**PROBLEM TO WORK ON**. Look for the word "Behaviour" in the data below, and copy every line that holds it.

**RECORDS FOR PROCESSING**.
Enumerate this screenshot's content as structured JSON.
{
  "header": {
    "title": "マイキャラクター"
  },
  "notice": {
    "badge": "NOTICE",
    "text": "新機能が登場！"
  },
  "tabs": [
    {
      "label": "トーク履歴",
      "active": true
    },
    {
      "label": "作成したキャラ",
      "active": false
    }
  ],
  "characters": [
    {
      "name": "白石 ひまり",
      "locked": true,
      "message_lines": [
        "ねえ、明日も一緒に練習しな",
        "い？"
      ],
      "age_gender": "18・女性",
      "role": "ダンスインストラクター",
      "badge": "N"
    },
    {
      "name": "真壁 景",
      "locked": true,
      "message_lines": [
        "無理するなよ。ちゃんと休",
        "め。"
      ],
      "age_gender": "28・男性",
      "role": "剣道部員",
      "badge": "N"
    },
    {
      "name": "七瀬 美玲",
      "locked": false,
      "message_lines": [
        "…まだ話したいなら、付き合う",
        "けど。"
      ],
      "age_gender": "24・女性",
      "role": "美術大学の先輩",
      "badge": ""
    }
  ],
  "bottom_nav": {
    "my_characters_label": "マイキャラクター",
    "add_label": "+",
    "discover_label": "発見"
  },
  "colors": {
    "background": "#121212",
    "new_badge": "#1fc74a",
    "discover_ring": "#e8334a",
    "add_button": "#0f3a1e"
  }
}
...
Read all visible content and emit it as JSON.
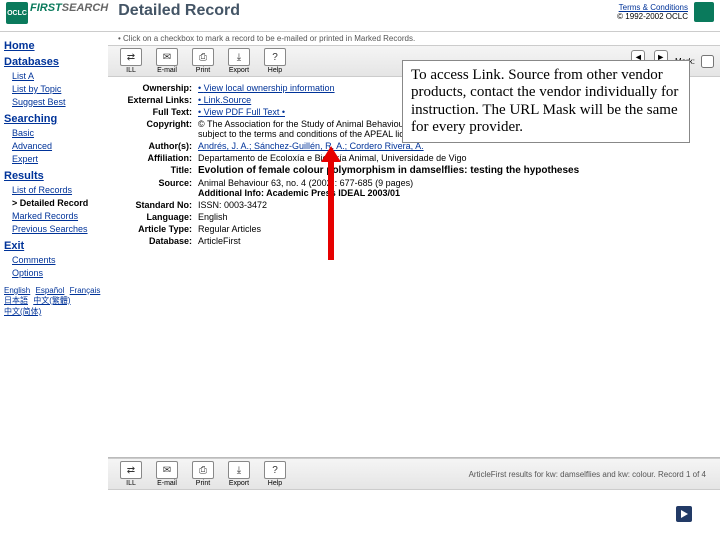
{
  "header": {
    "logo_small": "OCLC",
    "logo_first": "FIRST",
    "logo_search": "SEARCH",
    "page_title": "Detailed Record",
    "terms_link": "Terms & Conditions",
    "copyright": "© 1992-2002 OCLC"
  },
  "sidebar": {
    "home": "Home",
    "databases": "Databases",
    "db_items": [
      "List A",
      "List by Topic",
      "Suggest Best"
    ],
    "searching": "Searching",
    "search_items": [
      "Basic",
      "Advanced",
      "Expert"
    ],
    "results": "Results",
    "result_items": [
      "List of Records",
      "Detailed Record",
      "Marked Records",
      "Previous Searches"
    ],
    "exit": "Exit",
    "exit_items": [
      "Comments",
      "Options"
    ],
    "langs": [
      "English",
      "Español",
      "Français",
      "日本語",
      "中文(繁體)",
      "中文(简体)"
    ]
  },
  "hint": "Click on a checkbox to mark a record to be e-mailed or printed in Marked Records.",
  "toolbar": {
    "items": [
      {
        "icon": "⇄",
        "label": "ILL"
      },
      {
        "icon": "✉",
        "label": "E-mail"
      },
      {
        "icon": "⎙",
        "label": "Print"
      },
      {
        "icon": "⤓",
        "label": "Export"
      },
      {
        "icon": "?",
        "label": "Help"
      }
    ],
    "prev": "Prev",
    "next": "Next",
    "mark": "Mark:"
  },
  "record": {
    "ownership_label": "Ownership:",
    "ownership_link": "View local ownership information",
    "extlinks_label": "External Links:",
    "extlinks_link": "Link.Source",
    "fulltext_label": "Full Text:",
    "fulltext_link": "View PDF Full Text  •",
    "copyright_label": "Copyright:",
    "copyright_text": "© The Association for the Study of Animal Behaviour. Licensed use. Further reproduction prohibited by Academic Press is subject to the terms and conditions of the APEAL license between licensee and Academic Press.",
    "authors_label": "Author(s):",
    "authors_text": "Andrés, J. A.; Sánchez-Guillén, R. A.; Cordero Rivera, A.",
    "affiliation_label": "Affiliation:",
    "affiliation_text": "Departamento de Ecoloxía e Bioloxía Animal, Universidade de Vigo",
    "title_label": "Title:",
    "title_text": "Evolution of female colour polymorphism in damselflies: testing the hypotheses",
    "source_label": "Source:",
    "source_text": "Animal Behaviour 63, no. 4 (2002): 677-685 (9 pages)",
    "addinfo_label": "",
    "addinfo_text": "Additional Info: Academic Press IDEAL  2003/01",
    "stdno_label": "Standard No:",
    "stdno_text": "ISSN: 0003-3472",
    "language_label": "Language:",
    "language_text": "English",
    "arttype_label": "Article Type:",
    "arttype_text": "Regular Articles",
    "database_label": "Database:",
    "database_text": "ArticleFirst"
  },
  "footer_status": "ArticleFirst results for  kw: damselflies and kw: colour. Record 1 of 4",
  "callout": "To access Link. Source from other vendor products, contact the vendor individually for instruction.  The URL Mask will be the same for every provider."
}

**OUTPUT BELOW**.
    "copyright_text": "© The Association for the Study of Animal Behaviour. Licensed use. Further reproduction prohibited by Academic Press is subject to the terms and conditions of the APEAL license between licensee and Academic Press.",
    "source_text": "Animal Behaviour 63, no. 4 (2002): 677-685 (9 pages)",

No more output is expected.